“If Santa Claus should fail to call, bears may come to Broad & Wall” (Santa Claus Rally)

A “Santa Claus Rally” is a stock rally at the end of the year, at Christmas and New Year’s Day. Yale Hirsch first described the rally in his Stock Trader’s Almanac. By 1972, Hirsch put the phenomenon to rhyme: “If Santa Claus should fail to call, bears may come to Broad & Wall.”

An older phrase (dating back to the 1900s) is: “The bears have Thanksgiving, but the bulls have Christmas.”
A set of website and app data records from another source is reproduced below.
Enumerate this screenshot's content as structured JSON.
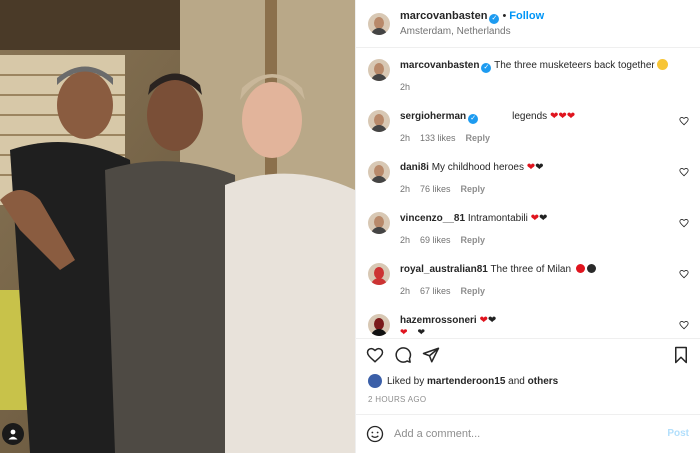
{
  "post": {
    "author": "marcovanbasten",
    "follow_label": "Follow",
    "separator": "•",
    "location": "Amsterdam, Netherlands",
    "caption_author": "marcovanbasten",
    "caption": "The three musketeers back together",
    "caption_time": "2h",
    "verified_mark": "✓"
  },
  "comments": [
    {
      "user": "sergioherman",
      "verified": true,
      "text": "legends",
      "emoji": [
        "heart-red",
        "heart-red",
        "heart-red"
      ],
      "time": "2h",
      "likes": "133 likes",
      "reply": "Reply"
    },
    {
      "user": "dani8i",
      "verified": false,
      "text": "My childhood heroes",
      "emoji": [
        "heart-red",
        "heart-black"
      ],
      "time": "2h",
      "likes": "76 likes",
      "reply": "Reply"
    },
    {
      "user": "vincenzo__81",
      "verified": false,
      "text": "Intramontabili",
      "emoji": [
        "heart-red",
        "heart-black"
      ],
      "time": "2h",
      "likes": "69 likes",
      "reply": "Reply"
    },
    {
      "user": "royal_australian81",
      "verified": false,
      "text": "The three of Milan",
      "emoji": [
        "circle-red",
        "circle-black"
      ],
      "time": "2h",
      "likes": "67 likes",
      "reply": "Reply"
    },
    {
      "user": "hazemrossoneri",
      "verified": false,
      "text": "",
      "emoji": [
        "heart-red",
        "heart-black"
      ],
      "time": "",
      "likes": "",
      "reply": ""
    }
  ],
  "likes": {
    "prefix": "Liked by",
    "user": "martenderoon15",
    "and": "and",
    "others": "others"
  },
  "time_ago": "2 HOURS AGO",
  "add_comment": {
    "placeholder": "Add a comment...",
    "post_label": "Post"
  },
  "icons": {
    "like": "heart-outline-icon",
    "comment": "comment-icon",
    "share": "share-icon",
    "save": "bookmark-icon",
    "emoji": "emoji-icon",
    "user_tag": "user-tag-icon"
  },
  "colors": {
    "follow": "#0095f6",
    "verified": "#1d9bf0",
    "heart_red": "#e0141e",
    "post_disabled": "#b2dffc"
  }
}
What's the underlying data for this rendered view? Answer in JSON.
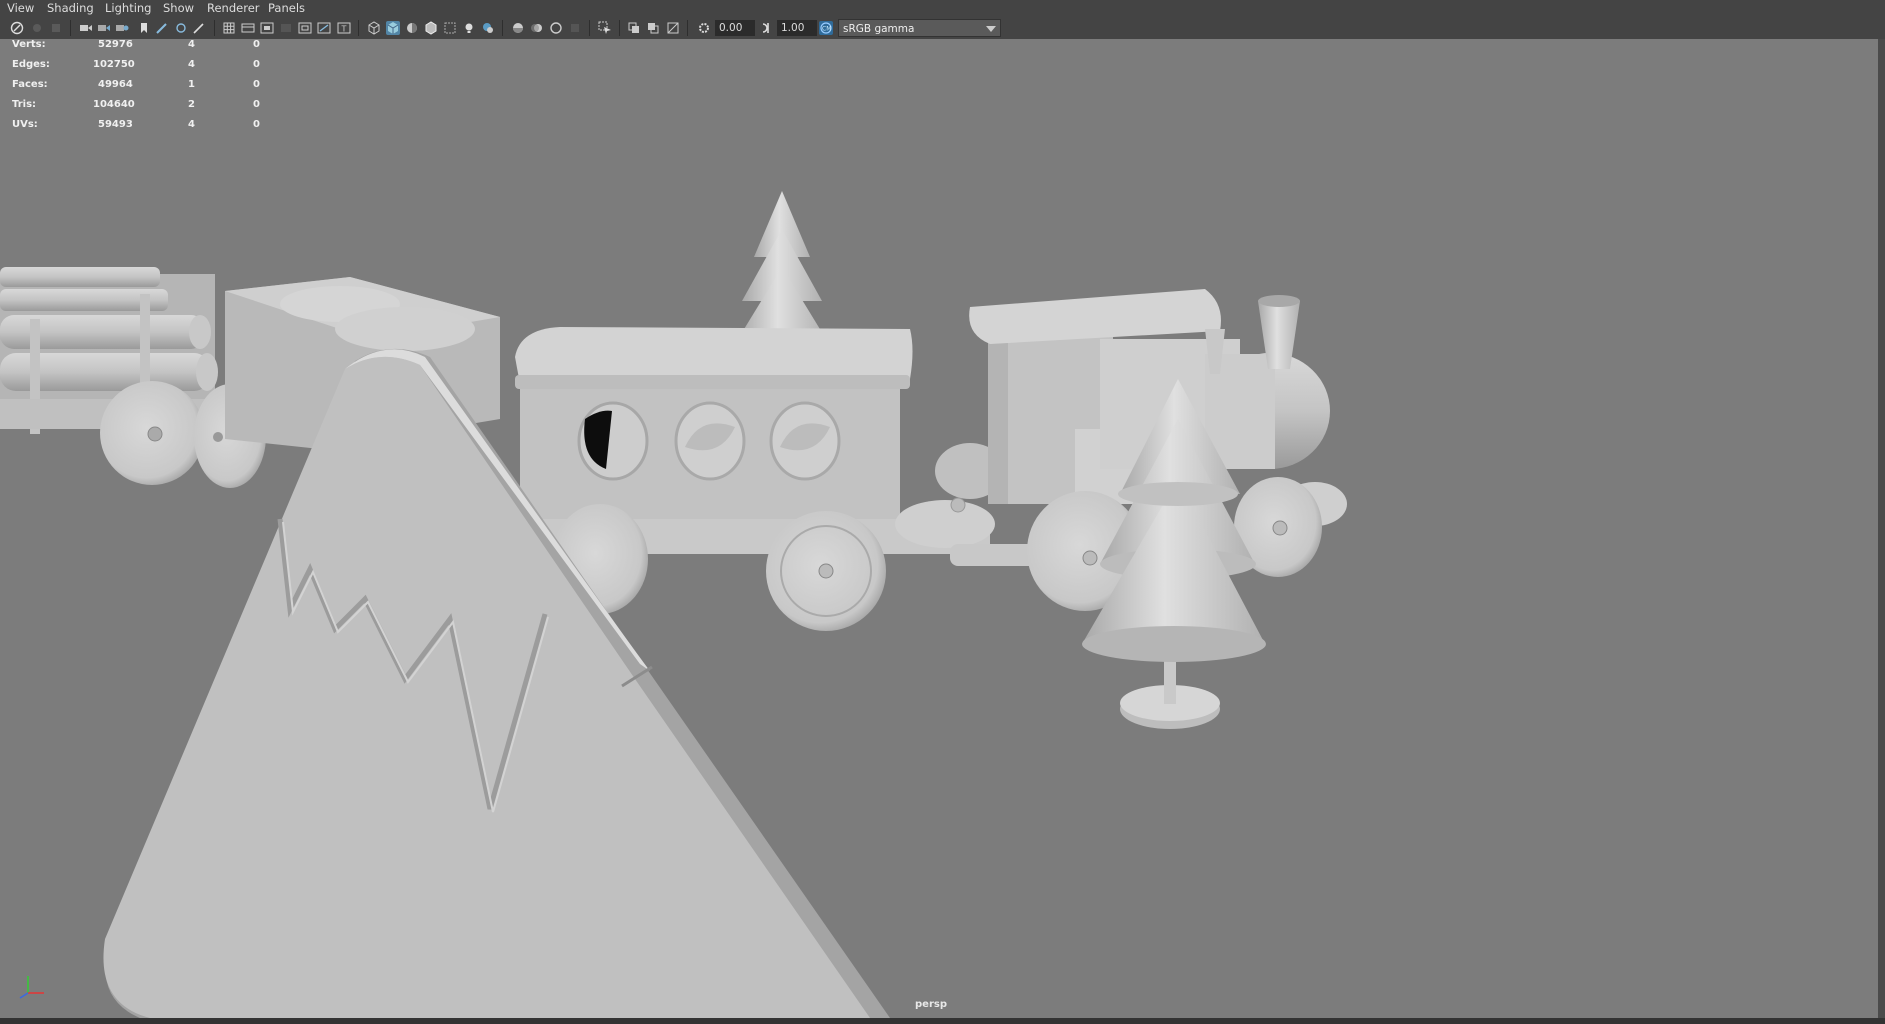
{
  "menubar": {
    "items": [
      "View",
      "Shading",
      "Lighting",
      "Show",
      "Renderer",
      "Panels"
    ]
  },
  "toolbar": {
    "exposure_value": "0.00",
    "gamma_value": "1.00",
    "colorspace": "sRGB gamma",
    "icons": [
      "select-camera-icon",
      "camera-attributes-icon",
      "bookmarks-icon",
      "image-plane-icon",
      "2d-pan-zoom-icon",
      "grease-pencil-icon",
      "grid-icon",
      "film-gate-icon",
      "resolution-gate-icon",
      "gate-mask-icon",
      "field-chart-icon",
      "safe-action-icon",
      "safe-title-icon",
      "wireframe-icon",
      "smooth-shade-icon",
      "default-material-icon",
      "wireframe-on-shaded-icon",
      "xray-icon",
      "use-all-lights-icon",
      "shadows-icon",
      "screen-space-ao-icon",
      "motion-blur-icon",
      "anti-aliasing-icon",
      "depth-of-field-icon",
      "isolate-select-icon",
      "xray-joints-icon",
      "xray-active-icon",
      "backface-culling-icon",
      "exposure-icon",
      "gamma-icon",
      "color-management-icon"
    ]
  },
  "hud": {
    "rows": [
      {
        "label": "Verts:",
        "total": "52976",
        "selected": "4",
        "faces_sel": "0"
      },
      {
        "label": "Edges:",
        "total": "102750",
        "selected": "4",
        "faces_sel": "0"
      },
      {
        "label": "Faces:",
        "total": "49964",
        "selected": "1",
        "faces_sel": "0"
      },
      {
        "label": "Tris:",
        "total": "104640",
        "selected": "2",
        "faces_sel": "0"
      },
      {
        "label": "UVs:",
        "total": "59493",
        "selected": "4",
        "faces_sel": "0"
      }
    ]
  },
  "viewport": {
    "camera": "persp",
    "background": "#7c7c7c"
  }
}
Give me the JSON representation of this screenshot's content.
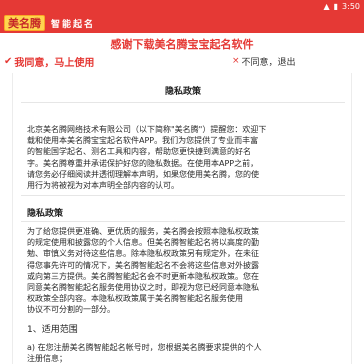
{
  "status_bar": {
    "signal_icon": "signal-icon",
    "battery_icon": "battery-icon",
    "time": "3:50"
  },
  "app_bar": {
    "logo_text": "美名腾",
    "subtitle": "智能起名"
  },
  "header_title": "感谢下载美名腾宝宝起名软件",
  "actions": {
    "agree_icon": "check-icon",
    "agree_label": "我同意，马上使用",
    "disagree_icon": "close-icon",
    "disagree_label": "不同意，退出"
  },
  "policy": {
    "title": "隐私政策",
    "intro_lines": [
      "北京美名腾网络技术有限公司（以下简称\"美名腾\"）提醒您：欢迎下",
      "载和使用本美名腾宝宝起名软件APP。我们为您提供了专业而丰富",
      "的智能国学起名、测名工具和内容，帮助您更快捷到满意的好名",
      "字。美名腾尊重并承诺保护好您的隐私数据。在使用本APP之前，",
      "请您务必仔细阅读并透彻理解本声明，如果您使用美名腾，您的使",
      "用行为将被视为对本声明全部内容的认可。"
    ],
    "section_title": "隐私政策",
    "body_lines": [
      "为了给您提供更准确、更优质的服务，美名腾会按照本隐私权政策",
      "的规定使用和披露您的个人信息。但美名腾智能起名将以高度的勤",
      "勉、审慎义务对待这些信息。除本隐私权政策另有规定外，在未征",
      "得您事先许可的情况下，美名腾智能起名不会将这些信息对外披露",
      "或向第三方提供。美名腾智能起名会不时更新本隐私权政策。您在",
      "同意美名腾智能起名服务使用协议之时，即视为您已经同意本隐私",
      "权政策全部内容。本隐私权政策属于美名腾智能起名服务使用",
      "协议不可分割的一部分。"
    ],
    "scope_title": "1、适用范围",
    "scope_lines": [
      "a) 在您注册美名腾智能起名帐号时，您根据美名腾要求提供的个人",
      "注册信息；"
    ]
  }
}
Wikipedia: Santa Claus rally
A Santa Claus rally is a rise in stock prices in the month of December, generally seen over the final week of trading prior to the new year. The rally is generally attributed to anticipation of the January effect, an injection of additional funds into the market, and to additional trades which must, for accounting and tax reasons, be completed by the end of the year. The Santa Claus rally is also known as the “December Effect.”

See also
First recorded by Yale Hirsch in his Stock Traders Almanac.

Stock Market Adages
If Santa Claus Should Fail to Call, Bears May Come to Broad & Wall. [Trader’s myth that if we don’t see a “Santa Claus rally” in December, the market will decline in the coming year.]

20 December 1972, Chicago (IL) Tribune, “nvestment Scene: Santa’s Wall St. Visit Cheering” by George Gunset, pg. C9:
“If Santa Claus should fail to call. Bears may come to Broad and Wall.”

14 December 1976, Capital Times (Madison, WI), pg. 5, col. 3:
To put it in Hirsch’s cheerful doggrel, “If Santa Claus should fail to call, Bears may come to Broad and Wall.”

Buffalo (NY) News
SANTA CLAUS IS COMING
Published on December 9, 1992
For 31 out of the past 39 years, Santa Claus has brought a short and sweet rally to Wall Street, says the Stock Trader’s Almanac. The rally occurs within the last five days of the year and the first two in January and is good for an average gain of 1.72 percent, it says. When the rally has not occurred, however, bear markets often have followed, which leads to this old saw: “If Santa Claus should fail to call, bears may come to Broad & Wall.”

TheStreet.com
Playing the Correction
11/01/01 - 01:26 PM EST
(...)
I’m reminded of Yale Hirsch’s dictum: “If Santa Claus should fail to call, bears may come to Broad and Wall!” In other words, if the market doesn’t rally when it normally does, watch out.

Google Books
Stock Trader’s Almanac 2008
By Jeffrey A. Hirsch, Yale Hirsch
Hoboken, NJ: John Wiley and Sons
2007
Pg. 112:
IF SANTA CLAUS SHOULD FAIL TO CALL
BEARS MAY COME TO BROAD & WALL
Santa Claus tends to come to Wall Street nearly every year, bringing short, sweet, respecatble rally within the last five days of the year and the first two in January. This has been good for an average 1.5% gain since 1969 (1.5% since 1950). Santa’s failure to show tends to precede bear markets, or times stocks could be purchased later in the year at much lower prices. We discovered this phenomenon in 1972.

Posted by Barry Popik
New York CityBanking/Finance/Insurance • (0) Comments • Thursday, October 02, 2008 • Permalink